A thoroughbred is born
Baldwin Ford’s Bathurst weapon rolled down Ford’s Broadmeadows production line in July 1971 bearing Vehicle Identification Number (VIN) JG33LS89735K.
It was one of a batch of four Phase IIIs earmarked for dealer-entered race teams that came down the line together, hence they had consecutive VINs.
The Raw Orange machine was the fourth in line of these four cars built specifically for Bathurst duty and sported the 3.25:1 rear-end and the open ratio spline box.
The first was the Harding Ford-ordered Vermillion Fire car with black trim, #59E, driven by Murray Carter.
Next was a white car with saddle interior. It was set to race in the hands of Finnie Ford-backed David McKay, until one of the dealership’s best customers spotted it in the workshop and decided he just had to have it. Finnie Ford obliged and a second machine was ordered for the race and was driven to a fine third place on October 3.

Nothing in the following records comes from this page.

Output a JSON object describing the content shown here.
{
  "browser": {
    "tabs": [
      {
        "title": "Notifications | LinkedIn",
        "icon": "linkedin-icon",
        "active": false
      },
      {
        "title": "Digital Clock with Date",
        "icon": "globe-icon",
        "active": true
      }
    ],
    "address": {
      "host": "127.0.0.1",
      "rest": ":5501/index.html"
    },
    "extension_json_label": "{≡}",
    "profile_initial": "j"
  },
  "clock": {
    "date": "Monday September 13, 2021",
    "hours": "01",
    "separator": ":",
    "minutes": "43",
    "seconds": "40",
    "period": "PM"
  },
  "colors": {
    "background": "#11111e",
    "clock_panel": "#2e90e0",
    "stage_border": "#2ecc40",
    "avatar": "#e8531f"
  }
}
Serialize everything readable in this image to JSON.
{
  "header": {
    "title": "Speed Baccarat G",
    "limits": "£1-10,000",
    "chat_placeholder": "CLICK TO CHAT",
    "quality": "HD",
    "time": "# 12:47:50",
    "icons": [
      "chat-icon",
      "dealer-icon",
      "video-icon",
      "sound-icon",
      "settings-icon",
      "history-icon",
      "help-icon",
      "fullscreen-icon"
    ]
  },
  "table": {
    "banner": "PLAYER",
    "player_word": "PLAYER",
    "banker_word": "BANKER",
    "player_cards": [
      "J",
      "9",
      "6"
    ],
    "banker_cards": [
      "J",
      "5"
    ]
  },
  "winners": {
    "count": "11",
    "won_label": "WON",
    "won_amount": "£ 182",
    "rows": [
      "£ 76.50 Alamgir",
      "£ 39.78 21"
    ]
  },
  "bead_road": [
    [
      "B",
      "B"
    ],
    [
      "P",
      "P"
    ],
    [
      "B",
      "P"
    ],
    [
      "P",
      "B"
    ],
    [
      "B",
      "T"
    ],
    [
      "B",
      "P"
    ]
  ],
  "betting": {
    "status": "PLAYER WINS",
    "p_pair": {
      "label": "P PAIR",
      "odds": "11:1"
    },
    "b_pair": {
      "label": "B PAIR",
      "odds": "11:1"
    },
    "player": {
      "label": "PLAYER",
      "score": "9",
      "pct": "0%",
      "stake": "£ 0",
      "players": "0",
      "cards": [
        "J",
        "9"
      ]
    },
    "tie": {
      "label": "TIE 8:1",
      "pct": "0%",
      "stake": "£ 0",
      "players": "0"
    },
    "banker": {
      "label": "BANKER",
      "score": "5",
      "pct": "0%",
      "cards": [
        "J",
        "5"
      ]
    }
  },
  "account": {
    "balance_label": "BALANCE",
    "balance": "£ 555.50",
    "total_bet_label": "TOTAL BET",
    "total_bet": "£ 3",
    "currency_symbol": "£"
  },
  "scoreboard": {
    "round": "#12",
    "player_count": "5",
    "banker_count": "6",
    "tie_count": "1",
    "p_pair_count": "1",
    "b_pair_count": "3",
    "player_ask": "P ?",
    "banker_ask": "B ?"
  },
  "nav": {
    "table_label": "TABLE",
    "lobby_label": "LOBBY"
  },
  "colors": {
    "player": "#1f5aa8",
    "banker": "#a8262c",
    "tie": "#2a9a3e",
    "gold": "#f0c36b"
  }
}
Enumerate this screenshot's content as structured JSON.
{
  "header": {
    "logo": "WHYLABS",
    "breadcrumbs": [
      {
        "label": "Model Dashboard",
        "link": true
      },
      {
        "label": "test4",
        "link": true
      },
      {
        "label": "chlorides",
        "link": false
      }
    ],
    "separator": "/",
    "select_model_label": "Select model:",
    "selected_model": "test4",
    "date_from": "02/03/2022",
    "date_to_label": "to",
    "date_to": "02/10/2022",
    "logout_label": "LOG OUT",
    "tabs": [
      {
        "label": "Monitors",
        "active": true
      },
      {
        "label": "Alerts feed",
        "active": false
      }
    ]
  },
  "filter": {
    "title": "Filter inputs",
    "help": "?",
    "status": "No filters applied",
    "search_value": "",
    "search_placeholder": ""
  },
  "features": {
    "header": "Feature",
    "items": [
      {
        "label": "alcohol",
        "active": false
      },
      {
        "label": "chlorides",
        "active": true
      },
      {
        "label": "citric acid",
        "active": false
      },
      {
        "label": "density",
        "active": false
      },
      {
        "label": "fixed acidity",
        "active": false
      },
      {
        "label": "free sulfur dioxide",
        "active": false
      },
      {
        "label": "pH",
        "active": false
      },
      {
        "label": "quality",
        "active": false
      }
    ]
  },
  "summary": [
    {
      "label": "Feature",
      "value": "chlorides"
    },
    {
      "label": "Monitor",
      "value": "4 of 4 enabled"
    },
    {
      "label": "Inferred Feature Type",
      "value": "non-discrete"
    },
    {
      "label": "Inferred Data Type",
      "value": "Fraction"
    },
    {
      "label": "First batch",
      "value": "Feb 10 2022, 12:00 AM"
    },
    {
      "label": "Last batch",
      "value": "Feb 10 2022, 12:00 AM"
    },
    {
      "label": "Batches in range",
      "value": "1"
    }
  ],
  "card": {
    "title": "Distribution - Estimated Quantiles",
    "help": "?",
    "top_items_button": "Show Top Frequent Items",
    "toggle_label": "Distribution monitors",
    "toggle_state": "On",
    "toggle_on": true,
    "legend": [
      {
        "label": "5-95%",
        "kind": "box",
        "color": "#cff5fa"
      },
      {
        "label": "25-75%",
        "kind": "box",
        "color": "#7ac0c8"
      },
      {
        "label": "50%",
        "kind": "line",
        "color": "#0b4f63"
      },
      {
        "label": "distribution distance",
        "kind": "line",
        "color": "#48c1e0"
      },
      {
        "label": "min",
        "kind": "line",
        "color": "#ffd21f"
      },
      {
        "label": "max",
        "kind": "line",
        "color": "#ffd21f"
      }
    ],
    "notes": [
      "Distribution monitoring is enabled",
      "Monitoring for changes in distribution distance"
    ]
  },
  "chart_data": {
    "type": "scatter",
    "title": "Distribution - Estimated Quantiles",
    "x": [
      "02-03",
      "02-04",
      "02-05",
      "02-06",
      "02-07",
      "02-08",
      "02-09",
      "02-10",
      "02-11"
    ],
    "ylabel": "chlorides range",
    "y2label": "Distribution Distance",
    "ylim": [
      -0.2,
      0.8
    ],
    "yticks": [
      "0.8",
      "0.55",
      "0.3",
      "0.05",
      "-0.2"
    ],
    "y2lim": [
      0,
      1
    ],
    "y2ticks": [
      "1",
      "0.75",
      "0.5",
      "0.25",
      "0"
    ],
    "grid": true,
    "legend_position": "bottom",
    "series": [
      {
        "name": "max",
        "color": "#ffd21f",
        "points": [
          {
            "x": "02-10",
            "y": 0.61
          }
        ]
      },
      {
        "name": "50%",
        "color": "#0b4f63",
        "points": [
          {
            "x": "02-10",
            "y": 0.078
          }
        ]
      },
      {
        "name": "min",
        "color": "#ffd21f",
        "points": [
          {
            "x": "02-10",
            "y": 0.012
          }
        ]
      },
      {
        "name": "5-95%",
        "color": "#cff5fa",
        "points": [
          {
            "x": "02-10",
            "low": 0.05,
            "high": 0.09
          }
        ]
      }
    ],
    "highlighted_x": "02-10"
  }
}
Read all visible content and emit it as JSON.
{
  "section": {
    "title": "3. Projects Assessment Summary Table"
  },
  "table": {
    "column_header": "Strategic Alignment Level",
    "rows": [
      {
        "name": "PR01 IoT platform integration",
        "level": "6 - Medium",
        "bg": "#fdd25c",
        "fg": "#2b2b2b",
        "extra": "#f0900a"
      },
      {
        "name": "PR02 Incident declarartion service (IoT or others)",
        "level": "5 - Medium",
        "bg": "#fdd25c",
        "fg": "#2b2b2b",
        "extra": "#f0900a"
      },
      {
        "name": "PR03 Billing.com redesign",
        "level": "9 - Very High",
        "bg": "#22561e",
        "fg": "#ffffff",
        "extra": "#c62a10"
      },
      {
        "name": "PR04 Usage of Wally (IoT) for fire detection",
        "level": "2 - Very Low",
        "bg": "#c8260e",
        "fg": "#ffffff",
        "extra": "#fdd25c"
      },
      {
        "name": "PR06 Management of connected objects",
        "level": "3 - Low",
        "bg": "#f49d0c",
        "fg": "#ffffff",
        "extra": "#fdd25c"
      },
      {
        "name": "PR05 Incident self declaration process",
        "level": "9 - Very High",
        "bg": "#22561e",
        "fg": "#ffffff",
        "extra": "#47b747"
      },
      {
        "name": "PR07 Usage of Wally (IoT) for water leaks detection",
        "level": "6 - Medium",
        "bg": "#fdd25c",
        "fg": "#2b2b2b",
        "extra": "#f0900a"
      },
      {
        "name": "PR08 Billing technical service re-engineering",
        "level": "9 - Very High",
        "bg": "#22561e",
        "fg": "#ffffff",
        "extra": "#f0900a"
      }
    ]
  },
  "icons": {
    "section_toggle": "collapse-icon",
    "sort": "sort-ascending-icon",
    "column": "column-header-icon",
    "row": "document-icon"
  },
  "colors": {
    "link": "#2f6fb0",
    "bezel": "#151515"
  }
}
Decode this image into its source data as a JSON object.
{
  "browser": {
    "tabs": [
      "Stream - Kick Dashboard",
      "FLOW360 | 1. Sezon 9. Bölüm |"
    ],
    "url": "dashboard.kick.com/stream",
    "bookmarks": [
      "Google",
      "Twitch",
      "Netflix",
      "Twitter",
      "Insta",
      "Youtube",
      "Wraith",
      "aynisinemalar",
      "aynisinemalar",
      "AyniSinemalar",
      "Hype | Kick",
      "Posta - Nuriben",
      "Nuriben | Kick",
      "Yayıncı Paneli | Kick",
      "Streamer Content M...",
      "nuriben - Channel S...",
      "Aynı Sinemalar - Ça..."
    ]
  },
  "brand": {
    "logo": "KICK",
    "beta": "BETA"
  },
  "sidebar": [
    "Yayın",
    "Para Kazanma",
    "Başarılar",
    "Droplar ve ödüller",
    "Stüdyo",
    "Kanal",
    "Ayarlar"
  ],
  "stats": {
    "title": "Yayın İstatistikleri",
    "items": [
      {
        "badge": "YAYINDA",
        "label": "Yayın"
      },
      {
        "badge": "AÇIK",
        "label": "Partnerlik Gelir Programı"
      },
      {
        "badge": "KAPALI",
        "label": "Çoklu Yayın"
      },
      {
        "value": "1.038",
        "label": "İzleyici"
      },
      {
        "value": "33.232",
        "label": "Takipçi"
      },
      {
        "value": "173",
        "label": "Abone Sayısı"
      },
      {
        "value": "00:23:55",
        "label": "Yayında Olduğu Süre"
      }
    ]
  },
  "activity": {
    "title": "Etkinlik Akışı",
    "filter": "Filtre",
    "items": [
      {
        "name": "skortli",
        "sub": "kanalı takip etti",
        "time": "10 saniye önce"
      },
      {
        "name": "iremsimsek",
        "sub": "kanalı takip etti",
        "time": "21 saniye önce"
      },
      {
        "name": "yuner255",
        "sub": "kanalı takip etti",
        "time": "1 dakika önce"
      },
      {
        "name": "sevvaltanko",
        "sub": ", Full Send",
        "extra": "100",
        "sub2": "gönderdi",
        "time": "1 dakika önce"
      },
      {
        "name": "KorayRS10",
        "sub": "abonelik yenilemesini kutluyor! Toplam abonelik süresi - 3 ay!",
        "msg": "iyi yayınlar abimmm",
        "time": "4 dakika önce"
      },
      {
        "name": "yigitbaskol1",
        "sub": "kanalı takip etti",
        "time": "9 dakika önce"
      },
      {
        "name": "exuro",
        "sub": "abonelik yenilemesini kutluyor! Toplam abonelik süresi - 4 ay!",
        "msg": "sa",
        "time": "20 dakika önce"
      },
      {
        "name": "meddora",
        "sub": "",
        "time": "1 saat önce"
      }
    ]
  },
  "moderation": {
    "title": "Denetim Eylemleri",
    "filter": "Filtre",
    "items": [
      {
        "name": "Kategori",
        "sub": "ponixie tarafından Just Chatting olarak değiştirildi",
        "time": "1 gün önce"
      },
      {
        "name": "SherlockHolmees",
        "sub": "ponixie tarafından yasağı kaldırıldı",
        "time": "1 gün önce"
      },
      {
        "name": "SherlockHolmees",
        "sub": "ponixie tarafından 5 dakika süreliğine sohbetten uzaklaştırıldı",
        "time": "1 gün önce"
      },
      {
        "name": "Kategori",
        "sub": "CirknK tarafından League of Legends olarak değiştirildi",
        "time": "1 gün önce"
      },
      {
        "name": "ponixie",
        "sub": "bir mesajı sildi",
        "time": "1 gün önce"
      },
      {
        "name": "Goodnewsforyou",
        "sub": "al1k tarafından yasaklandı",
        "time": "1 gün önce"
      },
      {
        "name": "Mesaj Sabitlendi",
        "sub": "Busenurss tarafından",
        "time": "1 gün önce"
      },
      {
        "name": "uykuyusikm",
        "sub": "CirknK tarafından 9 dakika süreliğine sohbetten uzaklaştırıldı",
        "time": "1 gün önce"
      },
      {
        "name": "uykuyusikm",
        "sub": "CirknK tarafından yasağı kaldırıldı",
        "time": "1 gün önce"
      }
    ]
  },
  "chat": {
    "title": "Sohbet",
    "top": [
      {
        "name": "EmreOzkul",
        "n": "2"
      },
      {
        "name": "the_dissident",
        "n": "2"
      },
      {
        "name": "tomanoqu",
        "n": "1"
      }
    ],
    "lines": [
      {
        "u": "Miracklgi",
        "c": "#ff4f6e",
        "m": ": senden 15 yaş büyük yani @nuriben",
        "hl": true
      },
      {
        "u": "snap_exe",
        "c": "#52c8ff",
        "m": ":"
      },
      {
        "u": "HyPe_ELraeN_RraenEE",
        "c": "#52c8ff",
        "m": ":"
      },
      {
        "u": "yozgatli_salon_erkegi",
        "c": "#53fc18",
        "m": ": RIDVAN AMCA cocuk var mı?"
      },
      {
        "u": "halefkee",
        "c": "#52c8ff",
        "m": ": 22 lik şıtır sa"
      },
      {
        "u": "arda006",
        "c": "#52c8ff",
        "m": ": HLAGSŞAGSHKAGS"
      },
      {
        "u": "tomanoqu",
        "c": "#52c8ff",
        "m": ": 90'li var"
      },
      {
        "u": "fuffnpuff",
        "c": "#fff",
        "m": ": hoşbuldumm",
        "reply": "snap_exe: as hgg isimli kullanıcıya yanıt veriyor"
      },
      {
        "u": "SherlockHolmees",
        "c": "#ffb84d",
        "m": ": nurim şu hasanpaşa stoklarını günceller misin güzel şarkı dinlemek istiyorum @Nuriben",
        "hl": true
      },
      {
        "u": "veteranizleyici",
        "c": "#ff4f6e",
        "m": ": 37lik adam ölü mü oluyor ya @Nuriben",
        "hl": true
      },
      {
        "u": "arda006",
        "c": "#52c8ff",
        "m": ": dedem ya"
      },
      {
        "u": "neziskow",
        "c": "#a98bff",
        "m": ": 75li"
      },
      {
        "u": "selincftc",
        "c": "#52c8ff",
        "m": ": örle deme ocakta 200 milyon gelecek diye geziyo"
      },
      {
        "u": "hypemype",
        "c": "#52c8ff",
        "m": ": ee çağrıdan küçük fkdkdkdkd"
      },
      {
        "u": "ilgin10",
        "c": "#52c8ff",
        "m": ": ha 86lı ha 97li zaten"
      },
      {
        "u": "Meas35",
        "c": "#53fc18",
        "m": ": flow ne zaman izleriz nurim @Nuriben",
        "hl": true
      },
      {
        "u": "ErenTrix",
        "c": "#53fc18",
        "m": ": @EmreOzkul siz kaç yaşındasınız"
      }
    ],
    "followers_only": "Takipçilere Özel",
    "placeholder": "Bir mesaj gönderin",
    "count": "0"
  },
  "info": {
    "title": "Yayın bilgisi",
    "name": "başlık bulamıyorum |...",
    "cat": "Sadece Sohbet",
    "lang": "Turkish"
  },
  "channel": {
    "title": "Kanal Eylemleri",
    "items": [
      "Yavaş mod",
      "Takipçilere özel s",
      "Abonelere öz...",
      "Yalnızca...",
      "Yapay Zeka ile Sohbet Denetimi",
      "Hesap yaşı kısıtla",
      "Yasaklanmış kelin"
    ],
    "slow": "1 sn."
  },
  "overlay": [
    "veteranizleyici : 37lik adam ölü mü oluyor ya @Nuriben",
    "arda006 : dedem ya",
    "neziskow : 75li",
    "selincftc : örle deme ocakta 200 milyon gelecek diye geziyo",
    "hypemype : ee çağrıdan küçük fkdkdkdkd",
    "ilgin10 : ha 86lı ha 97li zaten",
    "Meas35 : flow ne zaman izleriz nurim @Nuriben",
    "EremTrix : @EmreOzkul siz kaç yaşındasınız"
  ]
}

Third was a Track Red vehicle earmarked to be the car entered by McCluskey Ford, as #56E, for Ian Geoghegan/Brian Michelmore, which didn’t front for the race.
Our cover car was also specified with an unlikely option, a radio and 8-track tape player, the Bathurst classic’s only Phase III to do so.
The reason it was ordered as such is unclear, however all nine (!) of the Phase IIIs ordered by Baldwin Ford had either the Super Fringe radio or the 8-track tape player fitted from factory.
Closer to the race, the team received one of the special build ‘US QC engines’ that Ford Australia’s outgoing Special Vehicles Manager Al Turner had initiated before returning to the United States.
Turner described these 2025 blueprinted units as enabling “dealers to be more competitive than in the past at the Bathurst 500” by providing an engine “that would have greater durability than they are capable of producing themselves.”
Each of the dealers entered for the 500 duly received an early Christmas present, as driver Damon Beck describes.
“In the weeks prior to the event, Howard Marsden sent Baldwin’s a Ford race-prepared engine with the instruction “use this” on the packing slip. As we had good horsepower from the engine the
team had already prepared, it was with some reluctance that the new one was installed. I’m glad we used it because it was faultless.”
The Baldwin racer was the 202nd of the 300odd Phase IIIs built and one of between seven and 10 XY GT-HOs produced in the fleet colour of Raw Orange.
Baldwin Ford ordered and received at least one other Raw Orange GT-HO Phase III, which acted as a mobile spare parts bin over race weekend. AMC was unable to confirm reports of a third Phase III allocated to Baldwins in the distinctive colour to capitalise on the dealer’s expectations of a promotional bonanza from winning the race. However, a third unknown ‘fleetcoloured’ Phase III was received by Baldwin Ford and it may well have been Raw Orange.